InoReader has both internal and external sharing features. Most users will be interested in the great amount of sites you can share to. These include the obvious, including Pocket, Evernote, Facebook, Twitter, Google Plus, Email, Tumblr, Reddit and several others. I particularly like how easy it is to email articles. Rather than opening up in a new window, there is a popup and within seconds the email is sent.
Internal sharing consists of three features: comments, broadcast, and like. From the article view, you can click comment to post your thoughts about the article. These are only available to other InoReader users and are different from the site’s comments. If you choose to like or broadcast a post, it will show up on your channel. Channels are similar to profiles, but they only show articles you have shared. You can follow other users, but you must know their username. This is one of the site’s only downfalls. I wish I could easily find users to follow. I want to be able to input my interests and find users with similar interests, so I can see what they are reading. If improved, this feature has plenty of potential. On the positive side, these social features are not obtrusive and can easily be turned off if you choose.
Rules work similar to labels in Gmail. You can set which feeds or folders it applies to, a matching term, and an action. For example, you can choose a Tech folder, articles with android in the title, and apply the tag android.
I would expect the extensive features to cause a decline in speed, but this is absolutely not the case. I have yet to find an RSS reader as fast as this one. With just under 10,000 unread articles, I have yet to experience any compromise in speed.
“A habit building program which treats your life-like a Role Playing Game. Level up as you succeed, lose HP as you fail, earn money to buy weapons and armor.”
Do you love playing RPGs? Are you a bit of a procrastinator in real life but great at leveling up your characters? HabitRPG seeks to merge these two worlds.
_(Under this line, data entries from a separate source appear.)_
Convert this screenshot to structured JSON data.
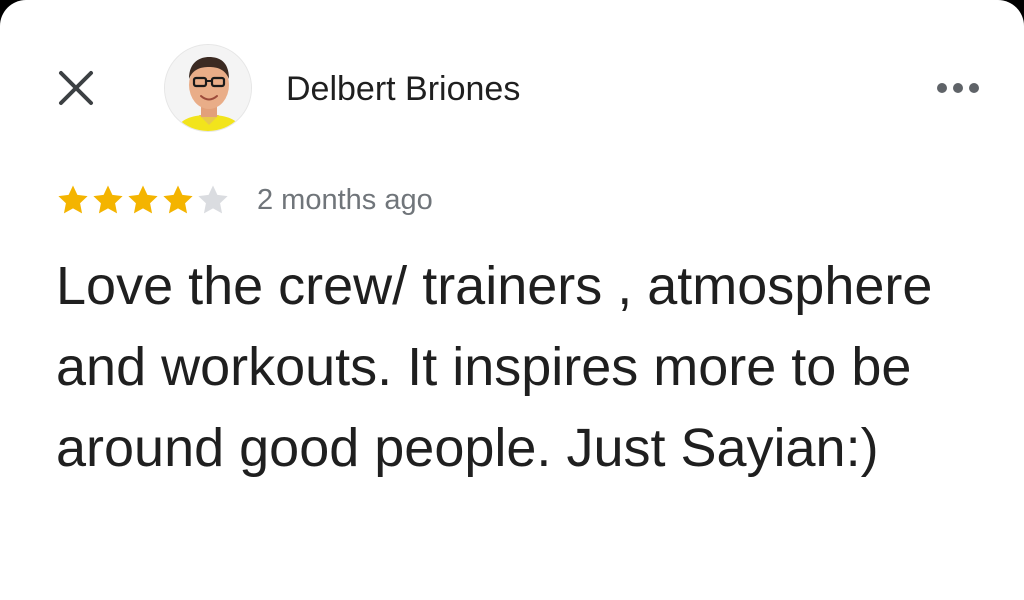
{
  "review": {
    "author_name": "Delbert Briones",
    "avatar_icon": "profile-photo",
    "rating": 4,
    "rating_max": 5,
    "time_ago": "2 months ago",
    "text": "Love the crew/ trainers , atmosphere and workouts. It inspires more to be around good people. Just Sayian:)"
  },
  "icons": {
    "close": "close-icon",
    "more": "more-horizontal-icon",
    "star_filled": "star-icon"
  },
  "colors": {
    "star_filled": "#F4B400",
    "star_empty": "#DADCE0",
    "secondary_text": "#70757A",
    "primary_text": "#1F1F1F"
  }
}
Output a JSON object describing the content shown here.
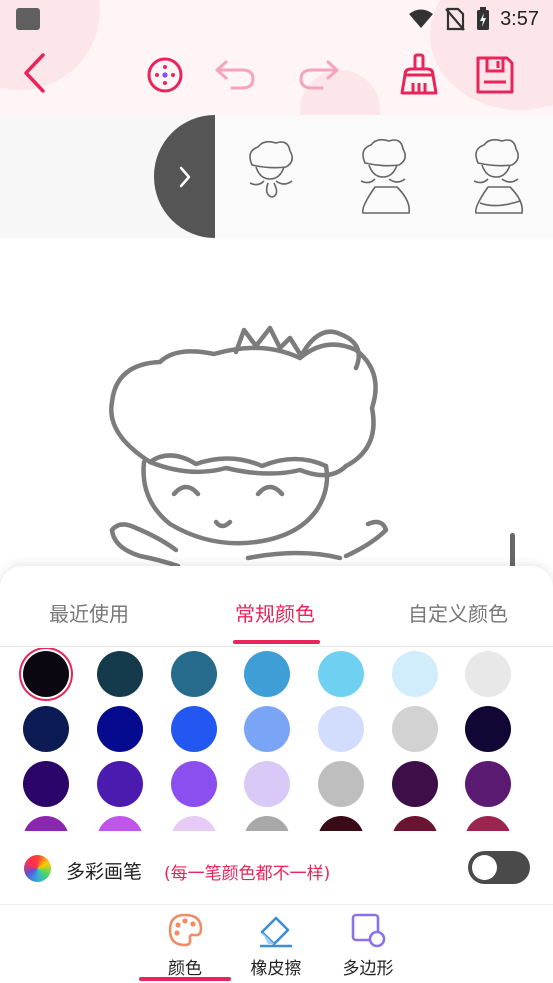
{
  "status_bar": {
    "time": "3:57"
  },
  "toolbar": {
    "back": "back-icon",
    "center": "crosshair-icon",
    "undo": "undo-icon",
    "redo": "redo-icon",
    "clear": "broom-icon",
    "save": "save-icon"
  },
  "thumbnails": {
    "toggle_icon": "chevron-right-icon",
    "count": 3
  },
  "tabs": [
    {
      "label": "最近使用",
      "active": false
    },
    {
      "label": "常规颜色",
      "active": true
    },
    {
      "label": "自定义颜色",
      "active": false
    }
  ],
  "colors": [
    [
      "#0b0710",
      "#143a4c",
      "#276b8c",
      "#3f9ed6",
      "#6fd0f2",
      "#d1ecfa",
      "#e8e8e8"
    ],
    [
      "#0c1b54",
      "#050a8e",
      "#2257f2",
      "#7aa5f6",
      "#d2dcfd",
      "#d2d2d2",
      "#110634"
    ],
    [
      "#2b0569",
      "#4b1aae",
      "#8b4fef",
      "#d9c9f7",
      "#bebebe",
      "#3d0e48",
      "#5a1a72"
    ],
    [
      "#8a26b0",
      "#c055ea",
      "#e6cbf7",
      "#a8a8a8",
      "#3a0a16",
      "#6a1432",
      "#9c2550"
    ]
  ],
  "selected_color": "#0b0710",
  "accent_color": "#e8245a",
  "rainbow": {
    "label": "多彩画笔",
    "note": "(每一笔颜色都不一样)",
    "enabled": false
  },
  "bottom_nav": [
    {
      "label": "颜色",
      "icon": "palette-icon",
      "active": true
    },
    {
      "label": "橡皮擦",
      "icon": "eraser-icon",
      "active": false
    },
    {
      "label": "多边形",
      "icon": "polygon-icon",
      "active": false
    }
  ]
}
Funded by Kickstarter, it is an open-source website that allows you to create a character and level up by doing your daily tasks. It has come a long way since its release and is ready to help you conquer your daily goals.